Return only the number of lines in the material below holding the string "company".
───── SUPPLIED MATERIAL ─────
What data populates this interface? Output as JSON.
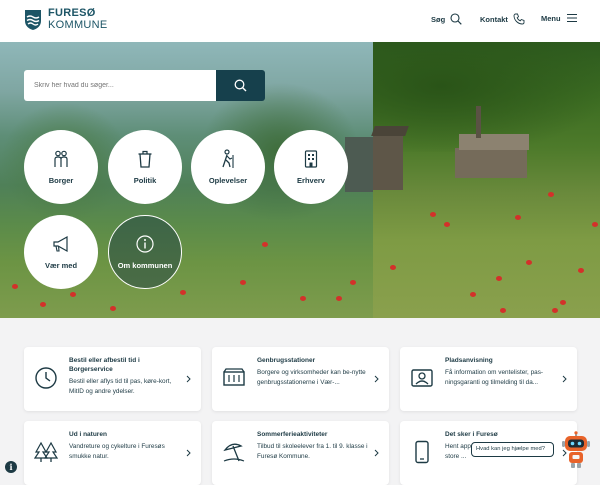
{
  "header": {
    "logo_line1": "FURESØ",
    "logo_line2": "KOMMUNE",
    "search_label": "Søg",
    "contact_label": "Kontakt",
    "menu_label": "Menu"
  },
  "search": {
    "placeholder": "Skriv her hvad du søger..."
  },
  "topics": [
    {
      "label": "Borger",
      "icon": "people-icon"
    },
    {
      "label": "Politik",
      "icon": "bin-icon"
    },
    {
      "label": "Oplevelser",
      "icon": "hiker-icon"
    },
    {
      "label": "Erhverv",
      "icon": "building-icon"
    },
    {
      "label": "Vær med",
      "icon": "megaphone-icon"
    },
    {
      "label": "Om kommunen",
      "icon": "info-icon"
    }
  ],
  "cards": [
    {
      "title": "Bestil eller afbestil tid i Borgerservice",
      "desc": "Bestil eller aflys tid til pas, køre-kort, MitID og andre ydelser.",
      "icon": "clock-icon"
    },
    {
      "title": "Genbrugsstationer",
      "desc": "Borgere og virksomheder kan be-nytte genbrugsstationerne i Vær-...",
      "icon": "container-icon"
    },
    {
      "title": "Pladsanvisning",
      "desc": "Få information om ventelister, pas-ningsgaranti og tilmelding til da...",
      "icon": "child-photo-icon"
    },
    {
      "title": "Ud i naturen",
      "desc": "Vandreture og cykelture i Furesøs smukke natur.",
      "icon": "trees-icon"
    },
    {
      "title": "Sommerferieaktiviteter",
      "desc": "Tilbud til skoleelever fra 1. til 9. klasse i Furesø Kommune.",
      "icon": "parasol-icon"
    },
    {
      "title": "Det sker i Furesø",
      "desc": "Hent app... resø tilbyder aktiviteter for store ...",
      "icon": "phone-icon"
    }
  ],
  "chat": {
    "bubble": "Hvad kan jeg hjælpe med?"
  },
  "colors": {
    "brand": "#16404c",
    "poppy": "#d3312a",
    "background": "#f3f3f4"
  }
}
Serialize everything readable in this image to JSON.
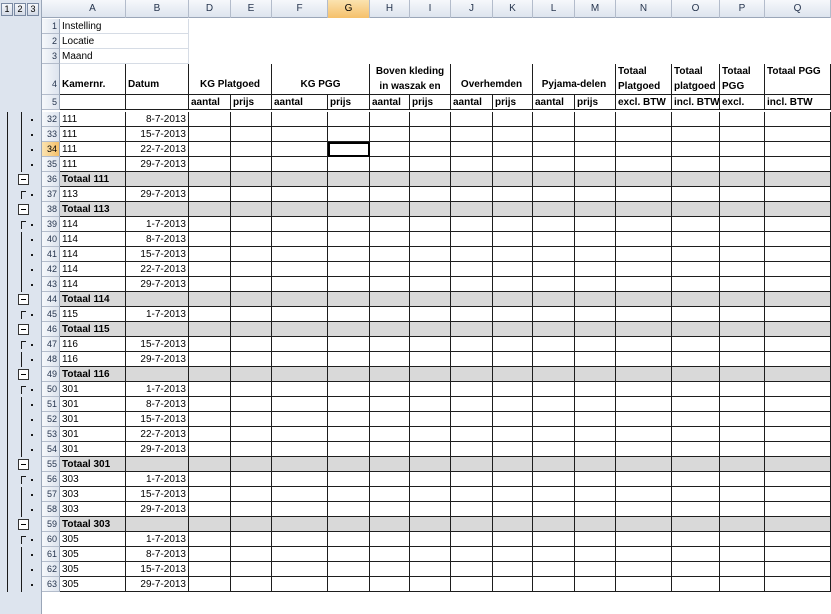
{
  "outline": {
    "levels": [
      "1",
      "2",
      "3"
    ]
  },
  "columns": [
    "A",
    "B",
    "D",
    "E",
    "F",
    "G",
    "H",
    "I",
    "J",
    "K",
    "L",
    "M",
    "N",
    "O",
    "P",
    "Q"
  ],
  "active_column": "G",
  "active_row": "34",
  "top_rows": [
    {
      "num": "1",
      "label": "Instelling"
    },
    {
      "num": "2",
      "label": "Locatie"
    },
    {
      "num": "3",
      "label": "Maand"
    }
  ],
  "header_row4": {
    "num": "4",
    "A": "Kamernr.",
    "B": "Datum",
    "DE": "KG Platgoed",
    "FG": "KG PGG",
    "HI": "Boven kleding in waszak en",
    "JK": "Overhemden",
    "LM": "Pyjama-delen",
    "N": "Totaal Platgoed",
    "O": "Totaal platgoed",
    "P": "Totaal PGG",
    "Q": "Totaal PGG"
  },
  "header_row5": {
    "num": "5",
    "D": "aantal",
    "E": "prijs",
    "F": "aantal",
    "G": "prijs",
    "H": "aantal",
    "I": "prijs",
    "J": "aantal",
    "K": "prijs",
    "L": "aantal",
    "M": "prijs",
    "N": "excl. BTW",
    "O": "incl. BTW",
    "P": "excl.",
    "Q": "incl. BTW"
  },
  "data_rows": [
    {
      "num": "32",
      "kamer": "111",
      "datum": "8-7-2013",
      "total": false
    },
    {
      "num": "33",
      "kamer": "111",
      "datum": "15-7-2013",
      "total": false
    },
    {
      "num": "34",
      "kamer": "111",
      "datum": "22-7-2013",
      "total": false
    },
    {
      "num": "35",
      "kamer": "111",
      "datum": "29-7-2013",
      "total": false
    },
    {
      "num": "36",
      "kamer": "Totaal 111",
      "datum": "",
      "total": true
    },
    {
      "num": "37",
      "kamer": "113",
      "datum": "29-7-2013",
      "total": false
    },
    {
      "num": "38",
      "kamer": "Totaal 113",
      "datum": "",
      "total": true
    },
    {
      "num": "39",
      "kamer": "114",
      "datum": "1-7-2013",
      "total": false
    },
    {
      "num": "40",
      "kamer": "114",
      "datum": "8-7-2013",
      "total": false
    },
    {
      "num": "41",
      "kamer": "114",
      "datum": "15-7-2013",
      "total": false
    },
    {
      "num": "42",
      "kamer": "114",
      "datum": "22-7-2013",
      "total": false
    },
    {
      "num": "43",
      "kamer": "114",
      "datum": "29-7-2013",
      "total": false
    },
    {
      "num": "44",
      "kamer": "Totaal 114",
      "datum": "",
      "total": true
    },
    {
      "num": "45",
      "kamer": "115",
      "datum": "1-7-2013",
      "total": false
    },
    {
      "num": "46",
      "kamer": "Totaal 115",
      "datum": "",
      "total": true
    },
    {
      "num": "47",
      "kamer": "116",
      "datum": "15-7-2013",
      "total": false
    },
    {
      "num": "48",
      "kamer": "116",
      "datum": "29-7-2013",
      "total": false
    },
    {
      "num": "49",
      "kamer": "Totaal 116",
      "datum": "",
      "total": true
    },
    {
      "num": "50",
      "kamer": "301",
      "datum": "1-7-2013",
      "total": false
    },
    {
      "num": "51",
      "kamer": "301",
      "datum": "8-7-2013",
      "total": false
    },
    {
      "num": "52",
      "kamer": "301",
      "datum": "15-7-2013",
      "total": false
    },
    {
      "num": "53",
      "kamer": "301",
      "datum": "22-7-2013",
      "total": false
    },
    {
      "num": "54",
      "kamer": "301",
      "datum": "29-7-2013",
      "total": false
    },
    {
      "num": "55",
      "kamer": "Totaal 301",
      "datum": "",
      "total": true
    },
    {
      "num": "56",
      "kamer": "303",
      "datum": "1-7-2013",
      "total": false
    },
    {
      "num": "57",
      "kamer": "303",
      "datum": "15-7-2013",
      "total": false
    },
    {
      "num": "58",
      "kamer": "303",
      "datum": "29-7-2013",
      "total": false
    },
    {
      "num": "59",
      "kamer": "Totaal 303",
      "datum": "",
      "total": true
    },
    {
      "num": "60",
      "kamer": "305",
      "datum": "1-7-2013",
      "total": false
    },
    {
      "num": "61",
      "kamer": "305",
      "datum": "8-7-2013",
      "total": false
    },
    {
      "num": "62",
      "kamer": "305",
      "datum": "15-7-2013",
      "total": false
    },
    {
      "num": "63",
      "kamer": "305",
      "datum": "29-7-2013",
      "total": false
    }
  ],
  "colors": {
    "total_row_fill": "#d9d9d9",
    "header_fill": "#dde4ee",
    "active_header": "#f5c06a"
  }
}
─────
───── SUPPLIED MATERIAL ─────
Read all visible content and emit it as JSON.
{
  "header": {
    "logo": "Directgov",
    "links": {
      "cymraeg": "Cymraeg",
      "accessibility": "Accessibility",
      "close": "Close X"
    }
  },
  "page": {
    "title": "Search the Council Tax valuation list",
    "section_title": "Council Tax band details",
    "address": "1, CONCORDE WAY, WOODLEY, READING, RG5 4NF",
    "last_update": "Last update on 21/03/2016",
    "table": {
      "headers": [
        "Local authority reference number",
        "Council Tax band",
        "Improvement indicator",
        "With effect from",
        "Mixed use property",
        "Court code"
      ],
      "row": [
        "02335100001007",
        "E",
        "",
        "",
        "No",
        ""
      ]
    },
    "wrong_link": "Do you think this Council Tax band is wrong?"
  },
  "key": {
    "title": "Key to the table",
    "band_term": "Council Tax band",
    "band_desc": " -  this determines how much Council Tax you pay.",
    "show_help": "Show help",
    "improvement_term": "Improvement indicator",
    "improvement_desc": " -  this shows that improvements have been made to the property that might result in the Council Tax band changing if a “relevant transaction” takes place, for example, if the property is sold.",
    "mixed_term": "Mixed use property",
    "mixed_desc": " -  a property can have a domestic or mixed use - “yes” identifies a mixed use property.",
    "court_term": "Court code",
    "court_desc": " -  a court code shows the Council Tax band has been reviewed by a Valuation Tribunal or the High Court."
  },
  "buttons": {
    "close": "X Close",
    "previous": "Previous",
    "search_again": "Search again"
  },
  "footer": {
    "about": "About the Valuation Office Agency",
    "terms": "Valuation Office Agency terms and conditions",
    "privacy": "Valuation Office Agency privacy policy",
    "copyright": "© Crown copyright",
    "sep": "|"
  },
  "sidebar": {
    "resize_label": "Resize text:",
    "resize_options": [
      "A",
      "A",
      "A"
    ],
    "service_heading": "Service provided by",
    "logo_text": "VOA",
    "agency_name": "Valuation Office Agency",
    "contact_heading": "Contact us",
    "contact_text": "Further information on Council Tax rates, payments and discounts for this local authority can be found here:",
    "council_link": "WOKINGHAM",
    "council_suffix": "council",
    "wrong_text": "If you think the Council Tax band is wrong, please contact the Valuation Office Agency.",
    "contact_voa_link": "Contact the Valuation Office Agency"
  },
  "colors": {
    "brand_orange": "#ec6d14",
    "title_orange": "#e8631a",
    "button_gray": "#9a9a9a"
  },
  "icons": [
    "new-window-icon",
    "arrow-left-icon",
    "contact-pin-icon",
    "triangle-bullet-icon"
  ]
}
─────
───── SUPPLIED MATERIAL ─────
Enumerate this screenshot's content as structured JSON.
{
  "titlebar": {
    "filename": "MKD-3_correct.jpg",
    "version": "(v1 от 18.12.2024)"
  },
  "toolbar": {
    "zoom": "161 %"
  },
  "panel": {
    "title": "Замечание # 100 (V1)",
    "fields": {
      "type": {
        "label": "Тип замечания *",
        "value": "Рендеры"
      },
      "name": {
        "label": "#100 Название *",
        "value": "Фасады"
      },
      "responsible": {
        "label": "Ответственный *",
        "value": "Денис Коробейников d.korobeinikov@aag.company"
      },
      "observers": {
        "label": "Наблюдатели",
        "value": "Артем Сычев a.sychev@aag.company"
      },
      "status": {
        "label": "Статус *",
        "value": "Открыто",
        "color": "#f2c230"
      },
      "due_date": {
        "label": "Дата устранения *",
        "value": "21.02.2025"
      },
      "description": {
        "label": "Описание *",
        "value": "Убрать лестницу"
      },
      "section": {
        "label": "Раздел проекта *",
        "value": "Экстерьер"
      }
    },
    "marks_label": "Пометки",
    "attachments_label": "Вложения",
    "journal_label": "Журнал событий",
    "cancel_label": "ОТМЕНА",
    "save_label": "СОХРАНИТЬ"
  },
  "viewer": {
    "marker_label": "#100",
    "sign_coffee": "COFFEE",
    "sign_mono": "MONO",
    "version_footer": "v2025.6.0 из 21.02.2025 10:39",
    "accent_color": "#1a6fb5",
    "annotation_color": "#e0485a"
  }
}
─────
- _ANSWER_:
2